In 2008, a massive influx of jellyfish disabled the Diablo Canyon nuclear power plant in San Luis Obispo County. Last summer, four nuclear power plants — in Israel, Japan, Scotland, and Florida — also had to shut down operations due to swarming jellyfish. Coastal reactors suck in ocean water to use for their cooling systems, filtering out marine life and debris with devices called flumes. The sheer number of jellyfish near the affected plants proved to be more than the flumes could handle, blocking the flow of cooling water to the plants’ nuclear reactors, causing shutdowns across the globe.
One cannot help but wonder if, due to overharvesting of fish and other natural predators, plus increasing ocean temperatures due to climate change, human activity has caused an explosion in global jellyfish populations. Global experts, in a recent study, have said that there is no evidence that this is the case.
Conducted at UCSB’s National Center for Ecological Analysis and Synthesis (NCEAS), this study, led by Rob Condon of the Dauphin Island Sea Lab in Alabama, concludes that claims that jellyfish are increasing worldwide are not supported with any hard evidence or scientific analyses. These results have been published in the latest issue of the journal BioScience. Working alongside Condon were coprincipal investigators Carlos Duarte of the University of Western Australia’s Oceans Institute, and Monty Graham of the University of Southern Mississippi, along with experts from the Global Jellyfish Group — a consortium of approximately 30 experts on gelatinous organisms — climatology, oceanography, and socioeconomics from around the globe.

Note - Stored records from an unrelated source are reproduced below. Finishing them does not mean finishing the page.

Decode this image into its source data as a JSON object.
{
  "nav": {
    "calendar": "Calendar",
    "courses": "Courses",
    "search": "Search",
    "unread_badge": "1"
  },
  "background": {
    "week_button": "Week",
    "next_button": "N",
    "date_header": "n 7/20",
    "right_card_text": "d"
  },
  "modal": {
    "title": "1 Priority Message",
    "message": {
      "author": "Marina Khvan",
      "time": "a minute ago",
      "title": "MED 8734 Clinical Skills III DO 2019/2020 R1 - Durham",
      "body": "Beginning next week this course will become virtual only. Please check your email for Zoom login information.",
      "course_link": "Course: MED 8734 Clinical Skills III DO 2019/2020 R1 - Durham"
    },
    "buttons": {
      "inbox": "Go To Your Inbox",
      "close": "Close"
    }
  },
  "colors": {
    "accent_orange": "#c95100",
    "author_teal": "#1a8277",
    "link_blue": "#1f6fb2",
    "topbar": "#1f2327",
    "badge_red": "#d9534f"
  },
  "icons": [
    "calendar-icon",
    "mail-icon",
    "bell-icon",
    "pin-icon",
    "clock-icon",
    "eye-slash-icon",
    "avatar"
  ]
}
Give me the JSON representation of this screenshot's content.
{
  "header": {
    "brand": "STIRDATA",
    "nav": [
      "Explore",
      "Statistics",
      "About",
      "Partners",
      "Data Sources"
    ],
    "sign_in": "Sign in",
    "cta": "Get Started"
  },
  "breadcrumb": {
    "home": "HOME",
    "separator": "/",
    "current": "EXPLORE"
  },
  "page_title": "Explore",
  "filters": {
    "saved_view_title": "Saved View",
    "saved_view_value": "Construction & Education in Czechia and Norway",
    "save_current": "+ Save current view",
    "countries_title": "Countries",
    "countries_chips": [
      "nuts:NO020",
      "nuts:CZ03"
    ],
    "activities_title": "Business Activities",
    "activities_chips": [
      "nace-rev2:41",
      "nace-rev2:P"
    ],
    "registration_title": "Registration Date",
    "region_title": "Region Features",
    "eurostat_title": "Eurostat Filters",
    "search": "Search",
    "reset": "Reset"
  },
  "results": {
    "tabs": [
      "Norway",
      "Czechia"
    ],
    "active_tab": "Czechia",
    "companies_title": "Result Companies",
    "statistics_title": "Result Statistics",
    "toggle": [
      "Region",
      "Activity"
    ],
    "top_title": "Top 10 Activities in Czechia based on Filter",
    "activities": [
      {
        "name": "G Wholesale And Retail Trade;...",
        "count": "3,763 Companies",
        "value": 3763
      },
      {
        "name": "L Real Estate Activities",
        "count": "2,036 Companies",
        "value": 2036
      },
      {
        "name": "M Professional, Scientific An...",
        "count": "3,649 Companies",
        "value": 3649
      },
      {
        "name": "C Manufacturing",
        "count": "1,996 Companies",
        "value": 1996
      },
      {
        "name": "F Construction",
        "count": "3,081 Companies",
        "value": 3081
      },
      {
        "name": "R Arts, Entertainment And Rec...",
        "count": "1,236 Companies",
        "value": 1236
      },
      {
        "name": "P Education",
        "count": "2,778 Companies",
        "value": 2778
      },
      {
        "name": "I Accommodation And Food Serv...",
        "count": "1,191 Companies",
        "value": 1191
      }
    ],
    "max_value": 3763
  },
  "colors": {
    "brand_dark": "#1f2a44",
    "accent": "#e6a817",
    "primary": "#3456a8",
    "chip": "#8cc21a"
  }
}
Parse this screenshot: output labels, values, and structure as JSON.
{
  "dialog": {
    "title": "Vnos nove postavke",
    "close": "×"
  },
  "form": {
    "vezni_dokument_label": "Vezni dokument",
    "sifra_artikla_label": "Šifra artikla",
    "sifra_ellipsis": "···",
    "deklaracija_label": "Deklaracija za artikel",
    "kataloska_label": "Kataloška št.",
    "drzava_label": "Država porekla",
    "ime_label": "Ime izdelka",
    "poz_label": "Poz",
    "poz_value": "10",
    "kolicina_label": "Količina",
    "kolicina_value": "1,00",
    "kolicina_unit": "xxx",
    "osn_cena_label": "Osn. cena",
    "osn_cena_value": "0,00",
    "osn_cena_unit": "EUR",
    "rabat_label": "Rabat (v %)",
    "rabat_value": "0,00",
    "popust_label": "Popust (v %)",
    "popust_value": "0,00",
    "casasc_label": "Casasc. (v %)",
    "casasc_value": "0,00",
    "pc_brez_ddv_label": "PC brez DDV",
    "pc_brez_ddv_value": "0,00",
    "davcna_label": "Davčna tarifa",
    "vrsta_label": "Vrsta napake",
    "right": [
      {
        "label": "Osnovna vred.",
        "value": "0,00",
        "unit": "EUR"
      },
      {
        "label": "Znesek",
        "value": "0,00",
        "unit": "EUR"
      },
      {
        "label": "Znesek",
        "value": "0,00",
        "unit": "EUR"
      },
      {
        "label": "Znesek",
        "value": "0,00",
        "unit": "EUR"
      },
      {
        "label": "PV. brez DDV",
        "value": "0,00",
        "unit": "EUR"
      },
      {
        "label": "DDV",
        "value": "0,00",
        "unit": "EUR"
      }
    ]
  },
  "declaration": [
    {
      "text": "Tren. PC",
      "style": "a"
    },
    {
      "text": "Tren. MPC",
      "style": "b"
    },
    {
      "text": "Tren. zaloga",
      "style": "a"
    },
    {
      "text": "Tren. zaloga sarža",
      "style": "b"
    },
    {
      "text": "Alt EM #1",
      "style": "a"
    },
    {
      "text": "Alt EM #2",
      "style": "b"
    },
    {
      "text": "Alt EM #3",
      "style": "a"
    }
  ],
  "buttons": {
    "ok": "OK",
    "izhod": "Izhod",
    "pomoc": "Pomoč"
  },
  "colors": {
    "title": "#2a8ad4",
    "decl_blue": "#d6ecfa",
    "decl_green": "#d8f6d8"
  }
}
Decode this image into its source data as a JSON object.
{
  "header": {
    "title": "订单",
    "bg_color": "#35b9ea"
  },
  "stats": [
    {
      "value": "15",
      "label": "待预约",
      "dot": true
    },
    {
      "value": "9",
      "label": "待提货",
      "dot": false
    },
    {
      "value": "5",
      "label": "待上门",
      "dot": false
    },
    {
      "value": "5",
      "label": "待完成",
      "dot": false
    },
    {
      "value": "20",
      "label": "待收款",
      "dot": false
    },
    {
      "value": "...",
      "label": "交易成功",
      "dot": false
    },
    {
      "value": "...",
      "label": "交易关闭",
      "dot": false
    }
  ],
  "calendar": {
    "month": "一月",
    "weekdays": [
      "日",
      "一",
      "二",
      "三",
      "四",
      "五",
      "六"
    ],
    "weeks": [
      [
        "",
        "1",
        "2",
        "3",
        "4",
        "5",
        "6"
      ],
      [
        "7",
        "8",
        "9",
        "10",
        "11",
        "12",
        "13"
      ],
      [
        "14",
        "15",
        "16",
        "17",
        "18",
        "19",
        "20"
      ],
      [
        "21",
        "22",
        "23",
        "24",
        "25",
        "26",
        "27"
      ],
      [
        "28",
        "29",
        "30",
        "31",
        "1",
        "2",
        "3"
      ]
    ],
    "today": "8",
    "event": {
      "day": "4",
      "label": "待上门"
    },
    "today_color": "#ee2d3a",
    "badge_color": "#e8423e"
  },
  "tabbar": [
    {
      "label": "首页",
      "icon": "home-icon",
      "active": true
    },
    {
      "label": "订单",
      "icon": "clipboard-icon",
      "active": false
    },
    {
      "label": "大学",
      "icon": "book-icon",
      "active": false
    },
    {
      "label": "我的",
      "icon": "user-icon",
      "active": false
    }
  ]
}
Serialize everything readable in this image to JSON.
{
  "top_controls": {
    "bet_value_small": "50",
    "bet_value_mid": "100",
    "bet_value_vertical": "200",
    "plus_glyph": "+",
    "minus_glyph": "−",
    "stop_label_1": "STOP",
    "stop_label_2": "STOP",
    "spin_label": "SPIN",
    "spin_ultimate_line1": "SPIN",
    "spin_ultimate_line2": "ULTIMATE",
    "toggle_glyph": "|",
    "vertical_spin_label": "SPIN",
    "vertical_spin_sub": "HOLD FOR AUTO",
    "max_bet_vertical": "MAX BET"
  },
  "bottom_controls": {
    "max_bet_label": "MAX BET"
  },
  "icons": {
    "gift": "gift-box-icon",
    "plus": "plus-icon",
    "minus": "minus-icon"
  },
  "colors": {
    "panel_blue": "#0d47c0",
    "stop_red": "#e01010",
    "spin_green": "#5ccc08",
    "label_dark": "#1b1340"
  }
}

Large groups of jellyfish, called blooms, have undoubtedly been appearing all over the world. A notable case is on the western coast of Japan where, in recent years, hoards of titanic jellyfish — some over six feet long and weighing upward of 400 pounds — have been spotted. These giant jellyfish were first spotted in the early 20th century, but, since 2002, populations have been increasing dramatically.
This is most likely due to a nearly two-degree Fahrenheit increase in temperature of the waters off China’s coast as well as a decrease in local sea turtle and fish populations, making conditions ideal for breeding. This has resulted in instances such as a 10-ton fishing boat sinking after dozens of giant jellyfish were caught in their nets back in 2009. “Clearly, there are areas where jellyfish have increased — the situation with the giant jellyfish in Japan is a classic example,” Condon said in a press release, “but there are also areas where jellyfish have decreased or fluctuated over the decadal periods.”
According to Condon, looking at the long-term rather than short-term data is the key to understanding jellyfish blooms. The problem is that, so far, there has been no way to collect and aggregate data. “The scientific data exists to answer this question, but it is fragmented in analysis,” Condon said. The researchers came up with a solution to this with what they call the centerpiece of their collaboration with NCEAS: the Jellyfish Database Initiative, or JEDI. “This is the first time an undertaking of this size on the global scale has been attempted, but it is important to know whether jellyfish blooms are human-induced or arise from natural circumstances,” said Condon. “The more we know, the better we can manage oceanic ecosystems or respond accurately to future effects of climate change.”
The global analyses using JEDI are currently in progress. They anticipate finishing in spring this year.